Here, the job is to give back every entry below unchanged, omitting pictures.

[Page and application data records]

○ ○ ○ ○ ○ ○ ○

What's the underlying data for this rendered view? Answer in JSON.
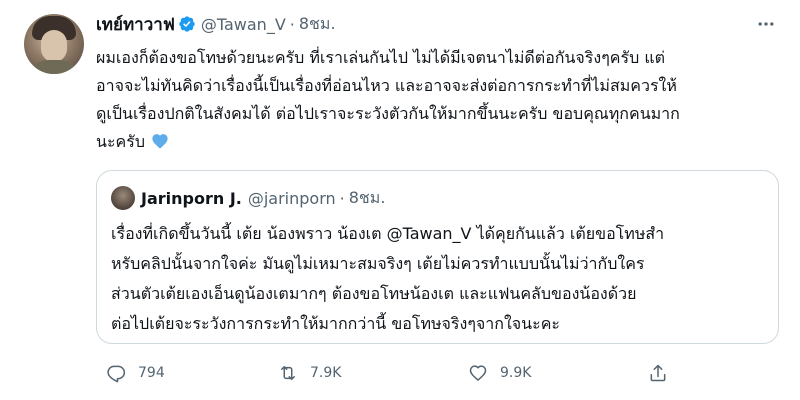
{
  "tweet": {
    "display_name": "เทย์ทาวาฟ",
    "handle": "@Tawan_V",
    "separator": "·",
    "time": "8ชม.",
    "text_lines": [
      "ผมเองก็ต้องขอโทษด้วยนะครับ ที่เราเล่นกันไป ไม่ได้มีเจตนาไม่ดีต่อกันจริงๆครับ แต่",
      "อาจจะไม่ทันคิดว่าเรื่องนี้เป็นเรื่องที่อ่อนไหว และอาจจะส่งต่อการกระทำที่ไม่สมควรให้",
      "ดูเป็นเรื่องปกติในสังคมได้ ต่อไปเราจะระวังตัวกันให้มากขึ้นนะครับ ขอบคุณทุกคนมาก",
      "นะครับ"
    ],
    "heart_emoji_icon": "blue-heart-icon",
    "verified_color": "#1d9bf0",
    "accent_color": "#1d9bf0"
  },
  "quoted": {
    "display_name": "Jarinporn J.",
    "handle": "@jarinporn",
    "separator": "·",
    "time": "8ชม.",
    "text_lines": [
      "เรื่องที่เกิดขึ้นวันนี้ เต้ย น้องพราว น้องเต @Tawan_V ได้คุยกันแล้ว เต้ยขอโทษสำ",
      "หรับคลิปนั้นจากใจค่ะ มันดูไม่เหมาะสมจริงๆ เต้ยไม่ควรทำแบบนั้นไม่ว่ากับใคร",
      "ส่วนตัวเต้ยเองเอ็นดูน้องเตมากๆ ต้องขอโทษน้องเต และแฟนคลับของน้องด้วย",
      "ต่อไปเต้ยจะระวังการกระทำให้มากกว่านี้ ขอโทษจริงๆจากใจนะคะ"
    ]
  },
  "actions": {
    "reply_count": "794",
    "retweet_count": "7.9K",
    "like_count": "9.9K"
  },
  "icons": {
    "more": "more-dots-icon",
    "reply": "reply-icon",
    "retweet": "retweet-icon",
    "like": "heart-icon",
    "share": "share-icon",
    "verified": "verified-badge-icon"
  }
}
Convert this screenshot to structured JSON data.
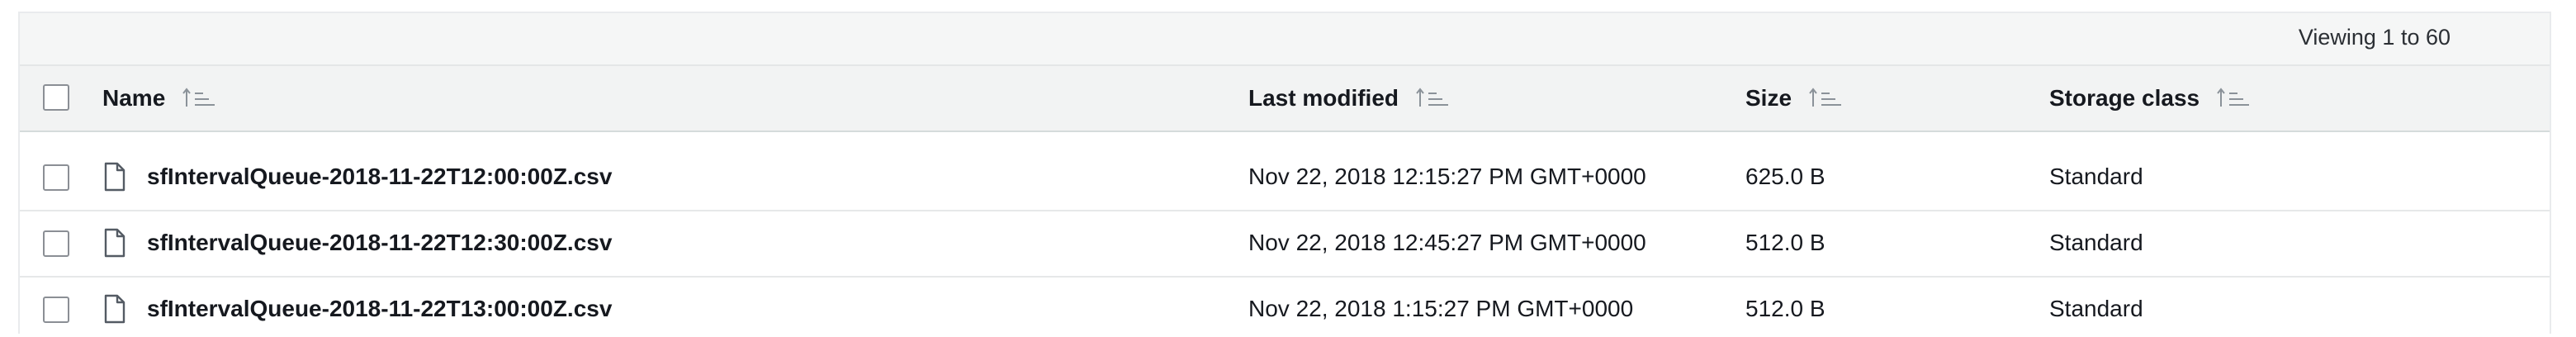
{
  "pagination": {
    "text": "Viewing 1 to 60"
  },
  "columns": {
    "name": "Name",
    "last_modified": "Last modified",
    "size": "Size",
    "storage_class": "Storage class"
  },
  "rows": [
    {
      "name": "sfIntervalQueue-2018-11-22T12:00:00Z.csv",
      "last_modified": "Nov 22, 2018 12:15:27 PM GMT+0000",
      "size": "625.0 B",
      "storage_class": "Standard"
    },
    {
      "name": "sfIntervalQueue-2018-11-22T12:30:00Z.csv",
      "last_modified": "Nov 22, 2018 12:45:27 PM GMT+0000",
      "size": "512.0 B",
      "storage_class": "Standard"
    },
    {
      "name": "sfIntervalQueue-2018-11-22T13:00:00Z.csv",
      "last_modified": "Nov 22, 2018 1:15:27 PM GMT+0000",
      "size": "512.0 B",
      "storage_class": "Standard"
    }
  ],
  "icons": {
    "sort": "sort-ascending-icon",
    "file": "file-icon"
  }
}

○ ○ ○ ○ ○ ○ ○

* OUTPUT
What's the underlying data for this rendered view? Answer in JSON.
{
  "tweet": {
    "display_name": "เทย์ทาวาฟ",
    "handle": "@Tawan_V",
    "separator": "·",
    "time": "8ชม.",
    "text_lines": [
      "ผมเองก็ต้องขอโทษด้วยนะครับ ที่เราเล่นกันไป ไม่ได้มีเจตนาไม่ดีต่อกันจริงๆครับ แต่",
      "อาจจะไม่ทันคิดว่าเรื่องนี้เป็นเรื่องที่อ่อนไหว และอาจจะส่งต่อการกระทำที่ไม่สมควรให้",
      "ดูเป็นเรื่องปกติในสังคมได้ ต่อไปเราจะระวังตัวกันให้มากขึ้นนะครับ ขอบคุณทุกคนมาก",
      "นะครับ"
    ],
    "heart_emoji_icon": "blue-heart-icon",
    "verified_color": "#1d9bf0",
    "accent_color": "#1d9bf0"
  },
  "quoted": {
    "display_name": "Jarinporn J.",
    "handle": "@jarinporn",
    "separator": "·",
    "time": "8ชม.",
    "text_lines": [
      "เรื่องที่เกิดขึ้นวันนี้ เต้ย น้องพราว น้องเต @Tawan_V ได้คุยกันแล้ว เต้ยขอโทษสำ",
      "หรับคลิปนั้นจากใจค่ะ มันดูไม่เหมาะสมจริงๆ เต้ยไม่ควรทำแบบนั้นไม่ว่ากับใคร",
      "ส่วนตัวเต้ยเองเอ็นดูน้องเตมากๆ ต้องขอโทษน้องเต และแฟนคลับของน้องด้วย",
      "ต่อไปเต้ยจะระวังการกระทำให้มากกว่านี้ ขอโทษจริงๆจากใจนะคะ"
    ]
  },
  "actions": {
    "reply_count": "794",
    "retweet_count": "7.9K",
    "like_count": "9.9K"
  },
  "icons": {
    "more": "more-dots-icon",
    "reply": "reply-icon",
    "retweet": "retweet-icon",
    "like": "heart-icon",
    "share": "share-icon",
    "verified": "verified-badge-icon"
  }
}
Convert this screenshot to structured JSON data.
{
  "pagination": {
    "text": "Viewing 1 to 60"
  },
  "columns": {
    "name": "Name",
    "last_modified": "Last modified",
    "size": "Size",
    "storage_class": "Storage class"
  },
  "rows": [
    {
      "name": "sfIntervalQueue-2018-11-22T12:00:00Z.csv",
      "last_modified": "Nov 22, 2018 12:15:27 PM GMT+0000",
      "size": "625.0 B",
      "storage_class": "Standard"
    },
    {
      "name": "sfIntervalQueue-2018-11-22T12:30:00Z.csv",
      "last_modified": "Nov 22, 2018 12:45:27 PM GMT+0000",
      "size": "512.0 B",
      "storage_class": "Standard"
    },
    {
      "name": "sfIntervalQueue-2018-11-22T13:00:00Z.csv",
      "last_modified": "Nov 22, 2018 1:15:27 PM GMT+0000",
      "size": "512.0 B",
      "storage_class": "Standard"
    }
  ],
  "icons": {
    "sort": "sort-ascending-icon",
    "file": "file-icon"
  }
}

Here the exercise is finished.